Friday, August 04, 2006
1986: From Contra Costa to STL
Kerri and I were married in 1985 and lived twenty miles northeast of San Francisco in the bayside community of Martinez. By then, I had lived in the Bay Area for about twenty-five years.
I graduated from Cal State Hayward about a year earlier, and was working as a waiter at a private golf and country club. I had been working at the club for about three years, when one day, completely out of the blue, one of the club's principal owners asked me about my career plans. I told him how I was interviewing for various finance and management positions. About a week later, he called to offer me an interview to work as his assistant in his family's real estate development business. I got the job.
The position taught me about real estate. It's where I had my first opportunity to represent citizen groups in their development efforts. These citizens were long time landowners, and the work was geared toward developing their historic farm lands from pristine greenspace and "view shed" areas into high-end suburban housing developments.
We were having successes with our development plans. Over the objections of environmentalists, we succeeded in securing government approvals to expand the urban boundary and the ultimate service area for domestic water supplies. Next, we were successful in securing general plan amendments, increasing the housing development potential of the area from agricultural, 1oo-acre minimum lot sizes, to densities allowing up to one housing unit acre. This change increased the number of homes that could be built within our development area from 20 to 2000 units. Today, the area is built out with multi-million dollar executive homes.
As things turned out, I wouldn't be around for any of the land sales or home construction. About a year after being hired, my boss was killed in a car accident in Mendocino County. As his assistant, my job was no longer necessary, and after another couple of months, I was let go. By then, Kerri and I had been married for about six months, and Kerri was working in the commercial leasing department of Citicorp, in nearby Concord, California.
As my job was ending, Citicorp was in the process of centralizing its leasing operations to St. Louis. At the Concord office, Kerri was on the phone every day closing commercial leasing transactions with her counterparts in Missouri.
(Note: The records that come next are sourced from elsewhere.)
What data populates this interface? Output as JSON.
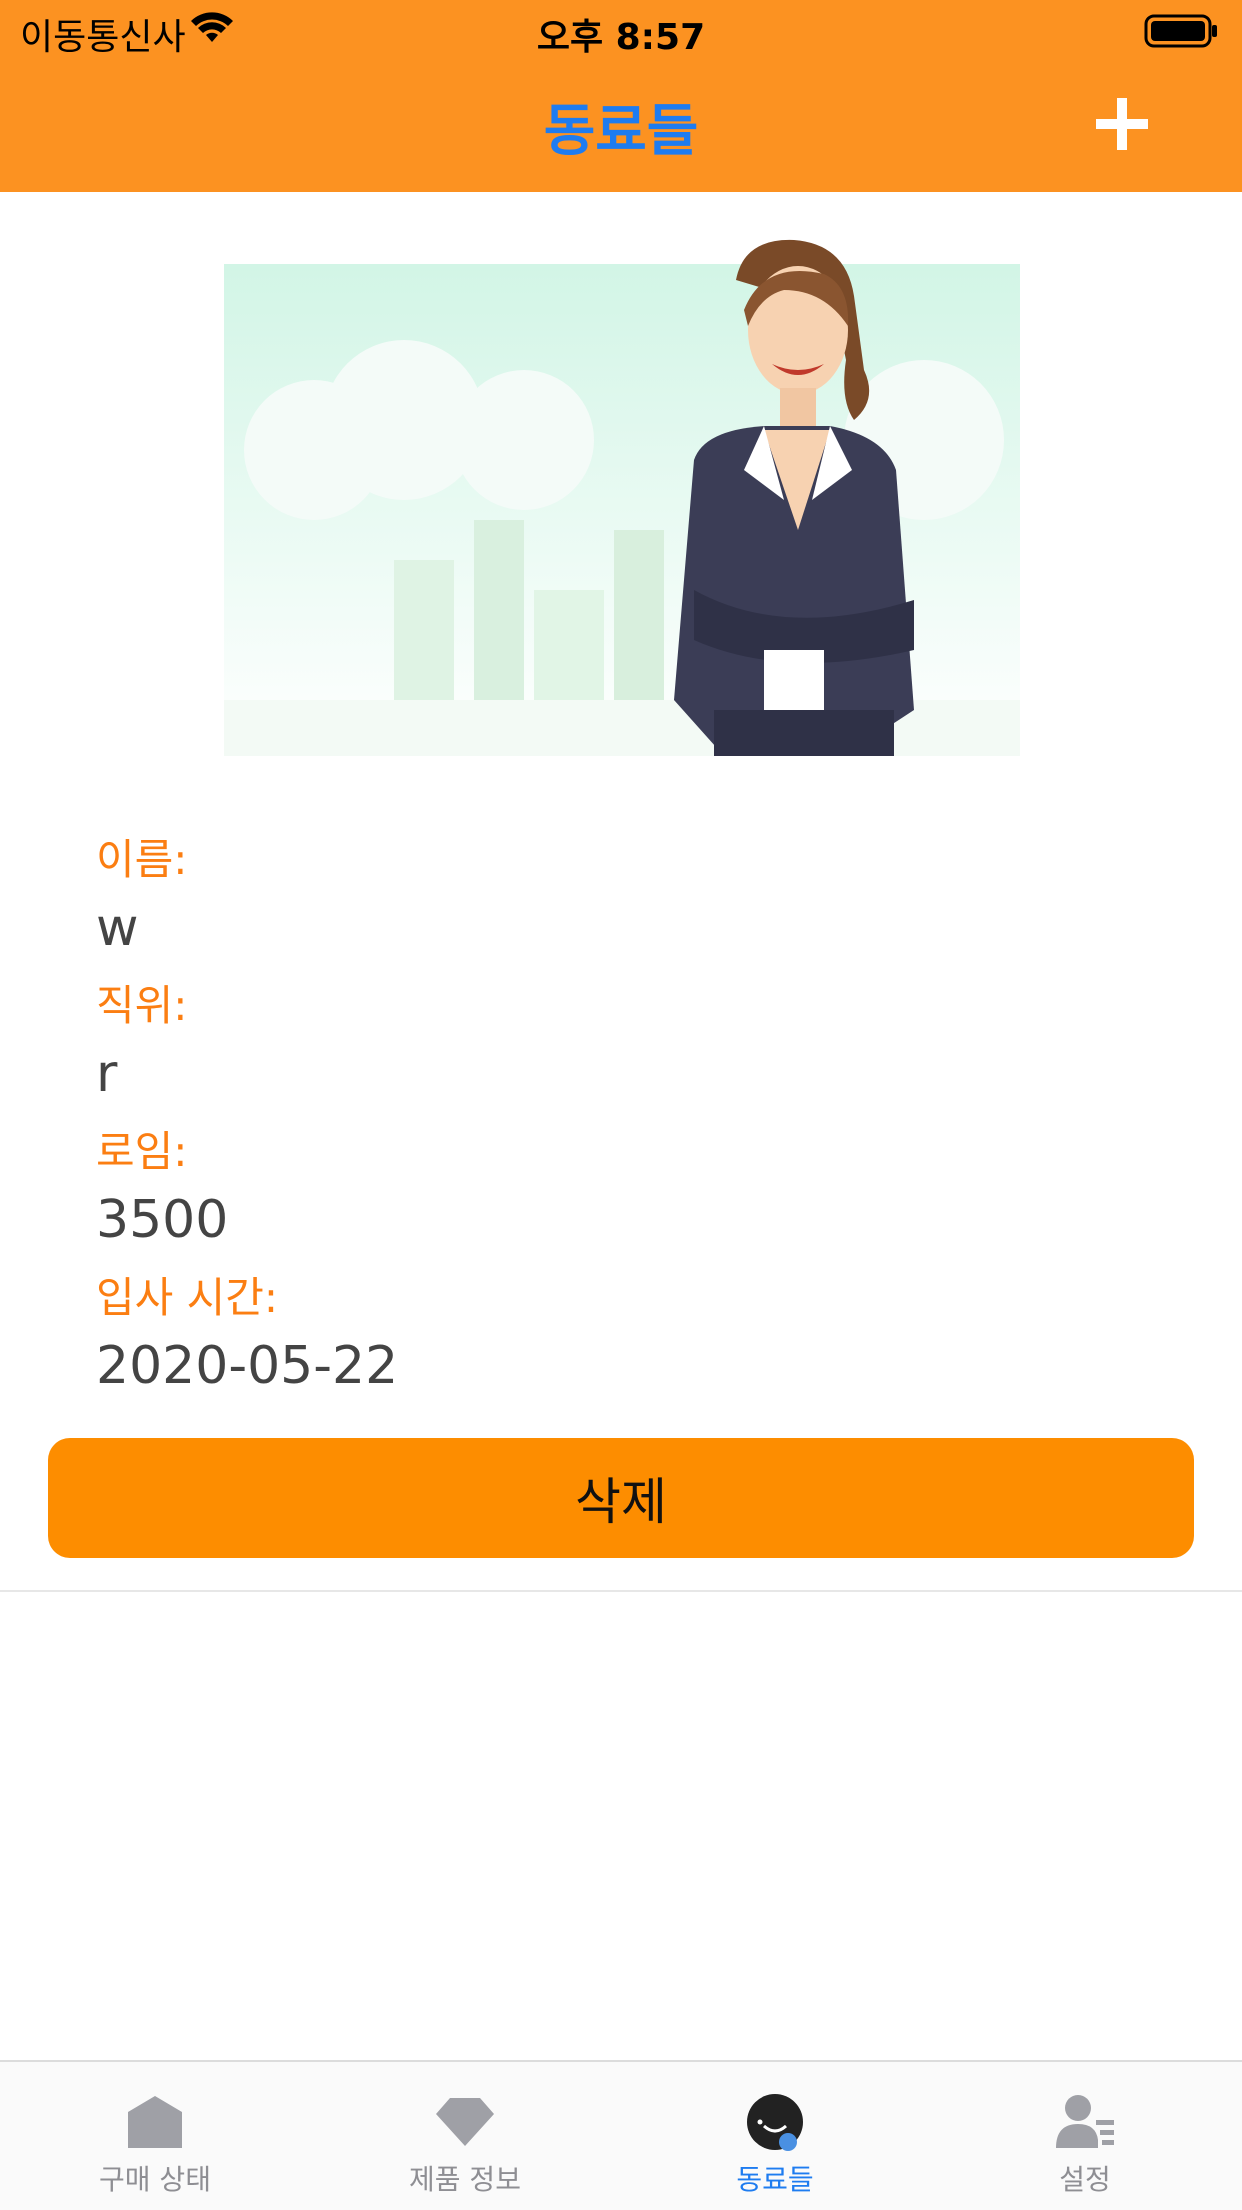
{
  "status_bar": {
    "carrier": "이동통신사",
    "time": "오후 8:57"
  },
  "nav": {
    "title": "동료들",
    "add_icon": "plus-icon"
  },
  "colors": {
    "accent_orange": "#fc9221",
    "label_orange": "#fb7e12",
    "button_orange": "#fd8d00",
    "active_blue": "#1e7cf0",
    "inactive_gray": "#8e8e93"
  },
  "details": {
    "name_label": "이름:",
    "name_value": "w",
    "position_label": "직위:",
    "position_value": "r",
    "salary_label": "로임:",
    "salary_value": "3500",
    "join_label": "입사 시간:",
    "join_value": "2020-05-22"
  },
  "actions": {
    "delete_label": "삭제"
  },
  "tabs": [
    {
      "label": "구매 상태",
      "icon": "home-icon",
      "active": false
    },
    {
      "label": "제품 정보",
      "icon": "diamond-icon",
      "active": false
    },
    {
      "label": "동료들",
      "icon": "smile-icon",
      "active": true
    },
    {
      "label": "설정",
      "icon": "user-settings-icon",
      "active": false
    }
  ]
}
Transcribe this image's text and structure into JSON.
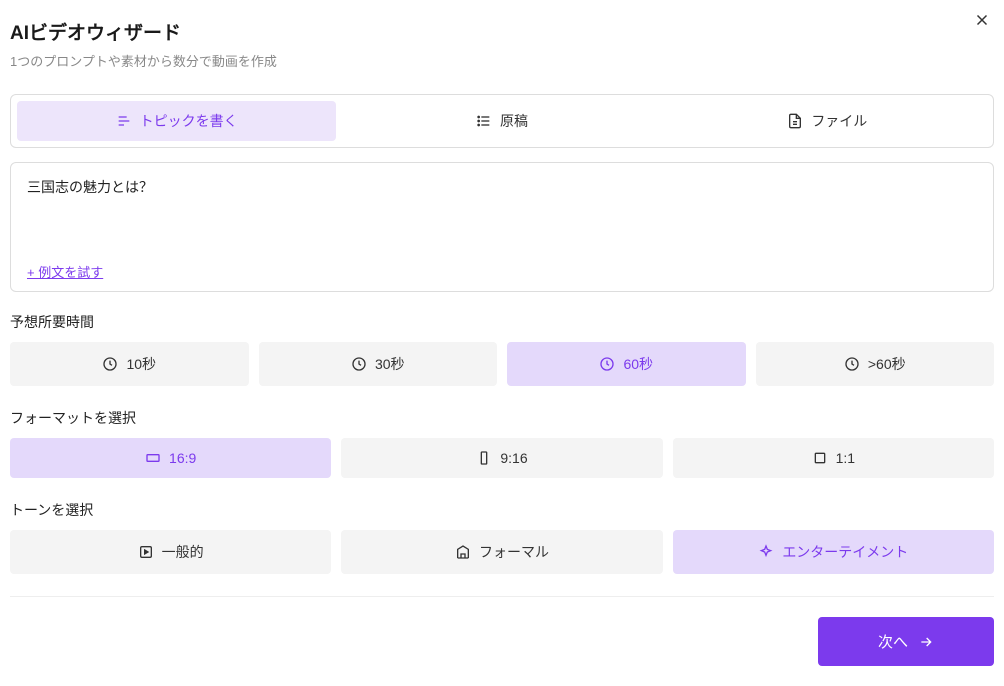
{
  "header": {
    "title": "AIビデオウィザード",
    "subtitle": "1つのプロンプトや素材から数分で動画を作成"
  },
  "tabs": {
    "topic": "トピックを書く",
    "script": "原稿",
    "file": "ファイル"
  },
  "prompt": {
    "text": "三国志の魅力とは？",
    "try_example": "+ 例文を試す"
  },
  "duration": {
    "label": "予想所要時間",
    "opt1": "10秒",
    "opt2": "30秒",
    "opt3": "60秒",
    "opt4": ">60秒"
  },
  "format": {
    "label": "フォーマットを選択",
    "opt1": "16:9",
    "opt2": "9:16",
    "opt3": "1:1"
  },
  "tone": {
    "label": "トーンを選択",
    "opt1": "一般的",
    "opt2": "フォーマル",
    "opt3": "エンターテイメント"
  },
  "footer": {
    "next": "次へ"
  }
}
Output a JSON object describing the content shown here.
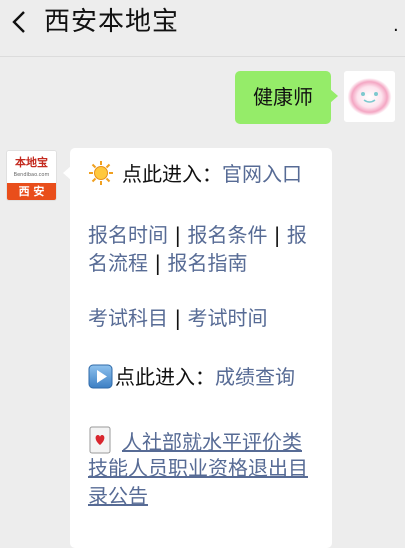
{
  "header": {
    "title": "西安本地宝",
    "more": "."
  },
  "user_message": {
    "text": "健康师"
  },
  "bot_avatar": {
    "name": "本地宝",
    "site": "Bendibao.com",
    "city": "西 安"
  },
  "bot_message": {
    "line1": {
      "prefix": "点此进入：",
      "link": "官网入口"
    },
    "line2": {
      "a": "报名时间",
      "sep1": " | ",
      "b": "报名条件",
      "sep2": " | ",
      "c_part1": "报"
    },
    "line3": {
      "c_part2": "名流程",
      "sep": " | ",
      "d": "报名指南"
    },
    "line4": {
      "a": "考试科目",
      "sep": " | ",
      "b": "考试时间"
    },
    "line5": {
      "prefix": "点此进入：",
      "link": "成绩查询"
    },
    "line6": {
      "l1": "人社部就水平评价类",
      "l2": "技能人员职业资格退出目",
      "l3": "录公告"
    }
  },
  "icons": [
    "back-icon",
    "more-icon",
    "sun-icon",
    "play-icon",
    "card-icon"
  ]
}
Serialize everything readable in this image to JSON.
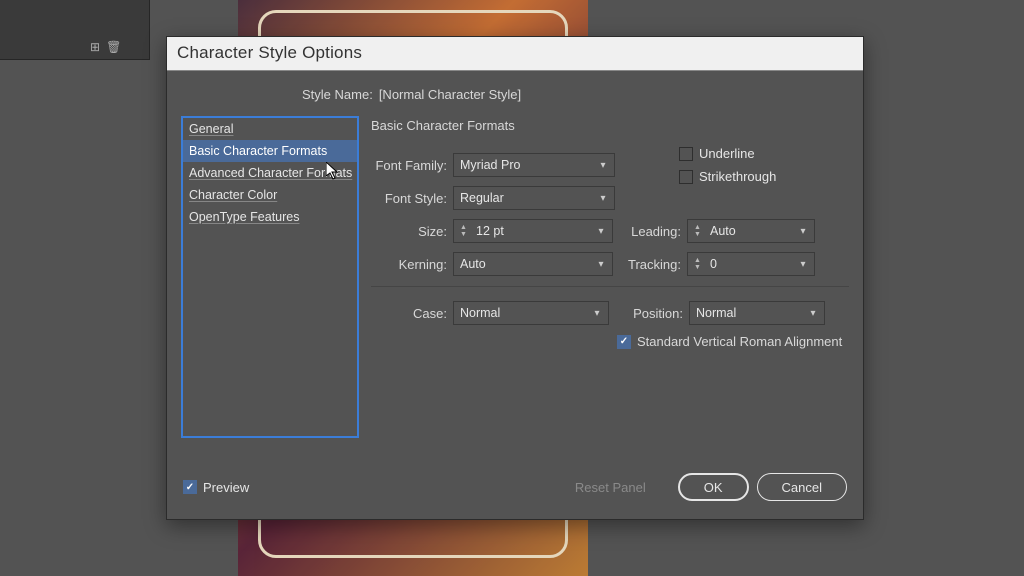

When word came down of Citicorp's plans to shut down its Northern California operations, Kerri started hearing about job opportunities in St. Louis.
A friendly STL person encouraged us to visit. She invited us to stay at her place with her husband and their year-old daughter. We could stay in the unfurnished, upstairs apartment of the two-family they rented in South St. Louis.
Before we were married, Kerri was living in the Central Valley river town of Sacramento. The late San Francisco Chronicle columnist Herb Caen once called Sacramento the "Midwest of California". Kerri figured St. Louis and Sacramento would be a lot alike: two old river and transportation towns. I thought about St. Louis in terms of Delta Blues music and the St. Louis Cardinals.
We were both open to checking out the place, so we booked a flight and headed to St. Louis. It was a beautiful spring day when we arrived at Lambert Field, and drove in a rental car to the address of a small brick building on Winnebago, just east of the Sears store on South Grand. We didn't know it then, but this weekend trip over twenty years ago would be the start of our lives in St. Louis.